Here’s how a 29-year-old new mom survived and recovered from a stroke.
Strokes can occur suddenly, at any time. If you or a loved one has a stroke, a blood vessel in the brain is blocked or has burst, which can cause brain damage or death within minutes. You have to act fast. And while it’s true that older people have a higher risk for stroke, a stroke can happen to anyone at any age — even a 29-year-old new mom.
Teamwork quickly guides you to the right care
Two weeks after giving birth to her second child, 29-year-old Sonia Bains was running a high fever, losing coordination and having seizures. Her family drove her to the nearby Kaiser Permanente South San Francisco Medical Center emergency room. Immediately, the Primary Stroke Care team of doctors decided she needed our advanced, specialty stroke care in Redwood City.
“When the Primary Stroke Care team in South San Francisco contacted us, we helped direct the care and activated our team of specialists,” recalled Vivek Rao, MD, a neurointensivist (doctor who cares for patients in the neurological intensive care unit, known as the ICU) and director of Kaiser Permanente’s Redwood City Comprehensive Stroke Center. Dr. Rao and his team collaborate closely with neurology and emergency medicine colleagues around Northern California. It’s part of Kaiser Permanente’s integrated care delivery.
Learn the Signs of Stroke
F.A.S.T. is an easy way to remember some common signs of stroke.
If you spot any of these signs, call 911* for helpright away
• F — Face drooping
• A — Arm weakness
• S — Speech difficulty
• T — Time to call 911
*If you reasonably believe you have an emergency medical condition, call 911 or go to the nearest Emergency Department. An emergency medical condition is a medical or psychiatric condition that requires immediate medical attention to prevent serious jeopardy to your health. For the complete definition of an emergency medical condition, please refer to your Evidence of Coverage.
Our doctors provide the treatment that’s best for you
At Redwood City, doctors were already working on Bains’ case. When she arrived at the facility at 3 a.m., Dr. Rao was able to guide his team, using Kaiser Permanente’s powerful, electronic health record system. Dr. Rao related, “There was close communication between the different neurological specialist teams to ensure Sonia received the care she needed.”
Our highly experienced team of specialists discovered that Bains had an uncommon form of stroke, due to cerebral venous sinus thrombosis, or CVST. Dr. Rao explained, “Simply put, it’s a clot that blocks the brain’s normal functioning and prevents it from naturally draining blood.” He added that CVST causes swelling and bleeding in the brain that can lead to paralysis or death if not promptly recognized and appropriately treated.
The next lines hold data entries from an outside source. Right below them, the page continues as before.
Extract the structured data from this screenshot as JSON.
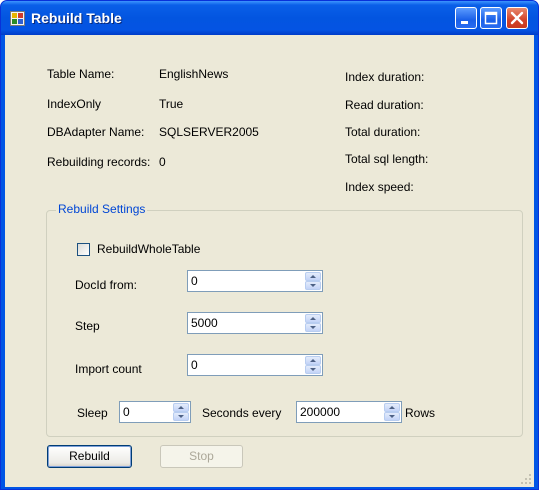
{
  "window": {
    "title": "Rebuild Table",
    "icon": "app-icon",
    "controls": [
      "minimize-icon",
      "maximize-icon",
      "close-icon"
    ]
  },
  "info": {
    "table_name_label": "Table Name:",
    "table_name_value": "EnglishNews",
    "index_only_label": "IndexOnly",
    "index_only_value": "True",
    "dbadapter_label": "DBAdapter Name:",
    "dbadapter_value": "SQLSERVER2005",
    "rebuilding_label": "Rebuilding records:",
    "rebuilding_value": "0"
  },
  "stats": {
    "index_duration": "Index duration:",
    "read_duration": "Read duration:",
    "total_duration": "Total duration:",
    "total_sql_length": "Total sql length:",
    "index_speed": "Index speed:"
  },
  "settings": {
    "group_title": "Rebuild Settings",
    "rebuild_whole_table_label": "RebuildWholeTable",
    "rebuild_whole_table_checked": false,
    "docid_from_label": "DocId from:",
    "docid_from_value": "0",
    "step_label": "Step",
    "step_value": "5000",
    "import_count_label": "Import count",
    "import_count_value": "0",
    "sleep_label": "Sleep",
    "sleep_value": "0",
    "seconds_every_label": "Seconds every",
    "rows_value": "200000",
    "rows_label": "Rows"
  },
  "buttons": {
    "rebuild": "Rebuild",
    "stop": "Stop"
  },
  "colors": {
    "titlebar": "#0355e0",
    "client_bg": "#ece9d8",
    "group_title": "#0046d5",
    "close_button": "#d1432a"
  }
}
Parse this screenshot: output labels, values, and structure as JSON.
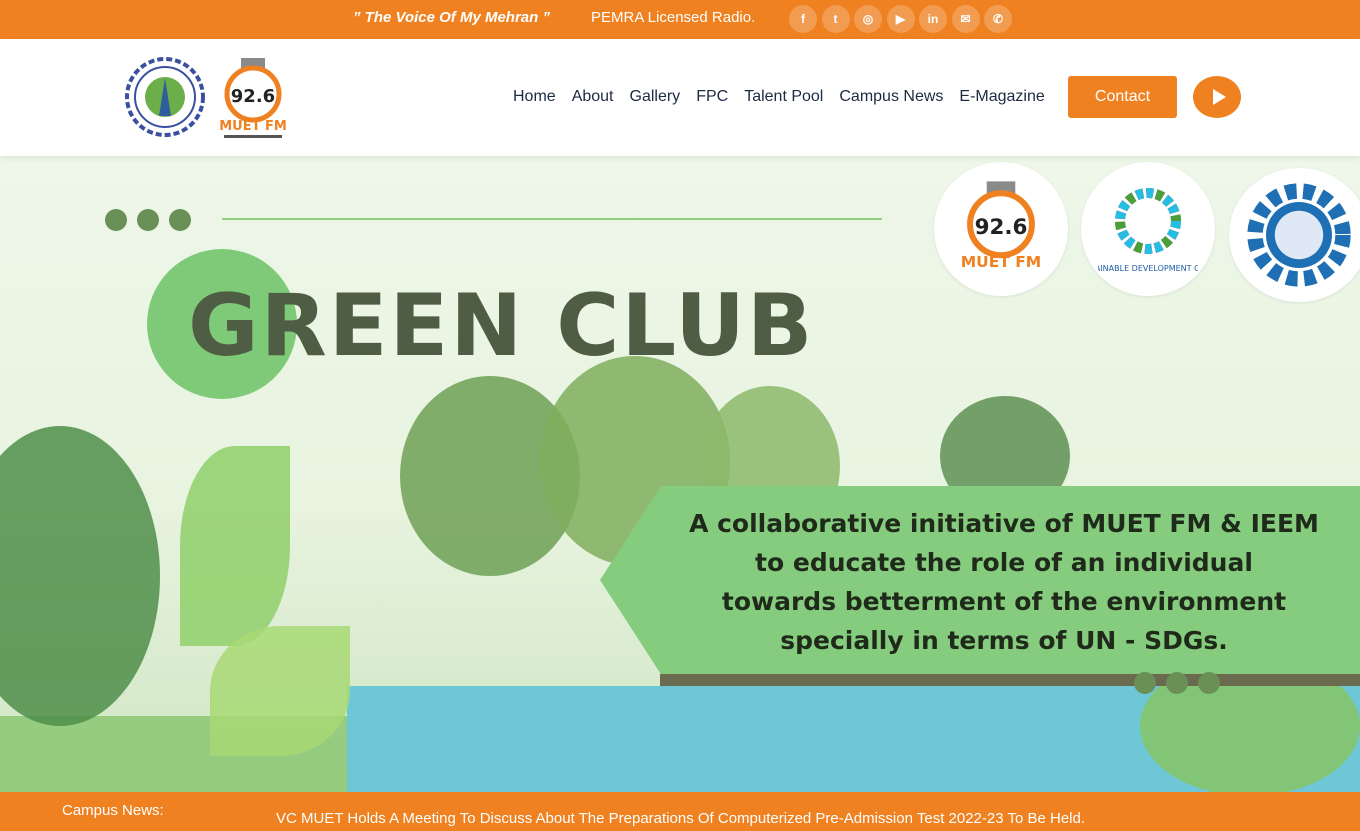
{
  "topbar": {
    "tagline": "” The Voice Of My Mehran ”",
    "licensed": "PEMRA Licensed Radio.",
    "socials": [
      {
        "name": "facebook-icon",
        "glyph": "f"
      },
      {
        "name": "twitter-icon",
        "glyph": "t"
      },
      {
        "name": "instagram-icon",
        "glyph": "◎"
      },
      {
        "name": "youtube-icon",
        "glyph": "▶"
      },
      {
        "name": "linkedin-icon",
        "glyph": "in"
      },
      {
        "name": "email-icon",
        "glyph": "✉"
      },
      {
        "name": "phone-icon",
        "glyph": "✆"
      }
    ]
  },
  "header": {
    "fm_logo_text": "92.6",
    "fm_logo_sub": "MUET FM",
    "nav": [
      "Home",
      "About",
      "Gallery",
      "FPC",
      "Talent Pool",
      "Campus News",
      "E-Magazine"
    ],
    "contact_label": "Contact"
  },
  "hero": {
    "title": "GREEN CLUB",
    "partners": [
      "MUET FM",
      "SUSTAINABLE DEVELOPMENT GOALS",
      "IEEM"
    ],
    "banner_lines": [
      "A collaborative initiative of MUET FM & IEEM",
      "to educate the role of an individual",
      "towards betterment of the environment",
      "specially in terms of UN - SDGs."
    ]
  },
  "ticker": {
    "label": "Campus News:",
    "text": "VC MUET Holds A Meeting To Discuss About The Preparations Of Computerized Pre-Admission Test 2022-23 To Be Held."
  },
  "colors": {
    "accent": "#ef8121",
    "green": "#85cc7e",
    "dark_text": "#1d2a44"
  }
}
The condition affects just five in 1 million people every year. While it’s rare, women who’ve recently had a baby are at higher risk.
Bains required a complex neurocritical care plan (which is a critical care plan that relates to the brain, spinal cord and nerves) to reduce the clot and resulting pressure inside the brain. Once this was achieved, her next crucial steps were recovery and rehabilitation.
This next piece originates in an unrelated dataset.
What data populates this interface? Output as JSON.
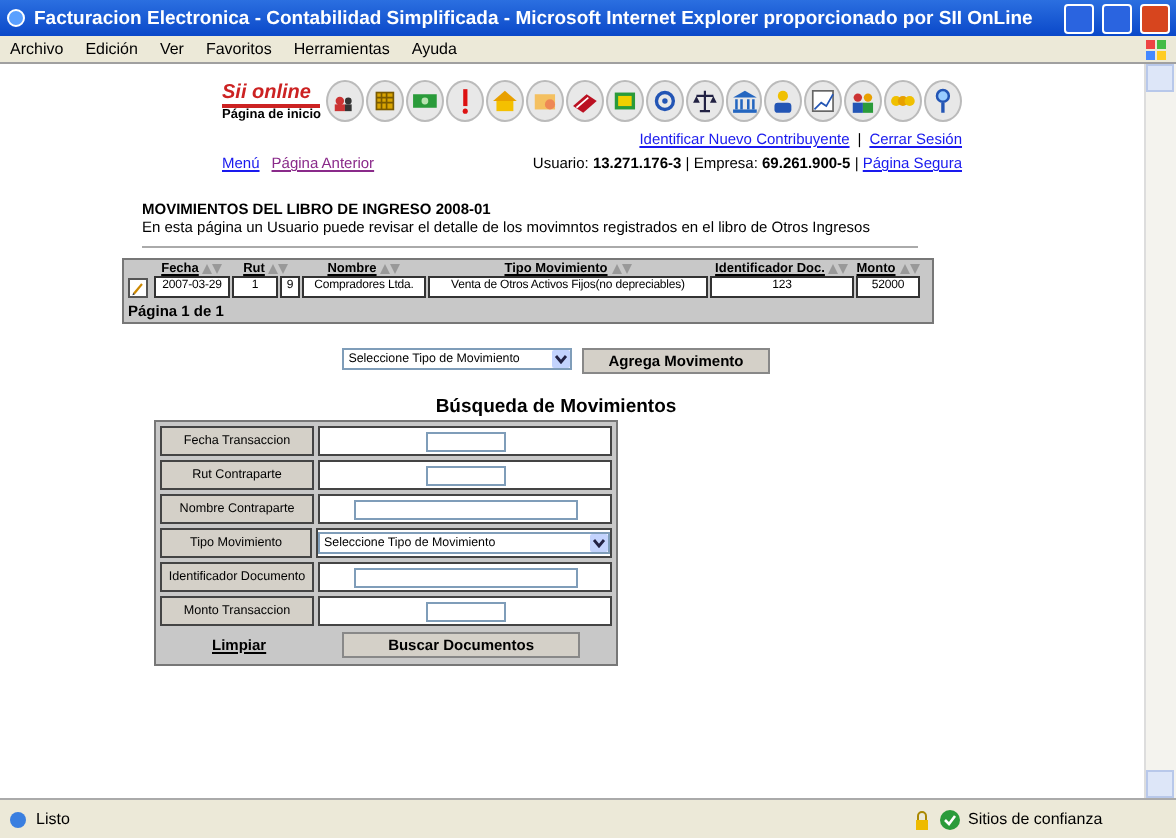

An unusual stroke calls for an exceptional care unit
Dr. Rao noted that Bains’ recovery care team at Redwood City was committed to helping her get back to her normal life. “She was in our state-of-the-art neurological ICU for over a month, with 24/7 care from a large team of neurological specialists, as well as a dedicated group of specialty nurses, therapists and social workers.”
While at Redwood City, Bains could only move her fingers. She worried she’d never be able to hold her baby again. But Dr. Rao insisted she’d recover completely.
“I looked at him like he had three heads,” Bains joked.
As her health gradually improved, Bains continued her care at Kaiser Permanente’s rehabilitation center in Vallejo. Eventually, she started walking and regaining use of her hands. Finally, she could hold her new baby boy in her arms again.
Source: Kaiser Permanente
“When a Stroke Strikes, Every Minute Matters”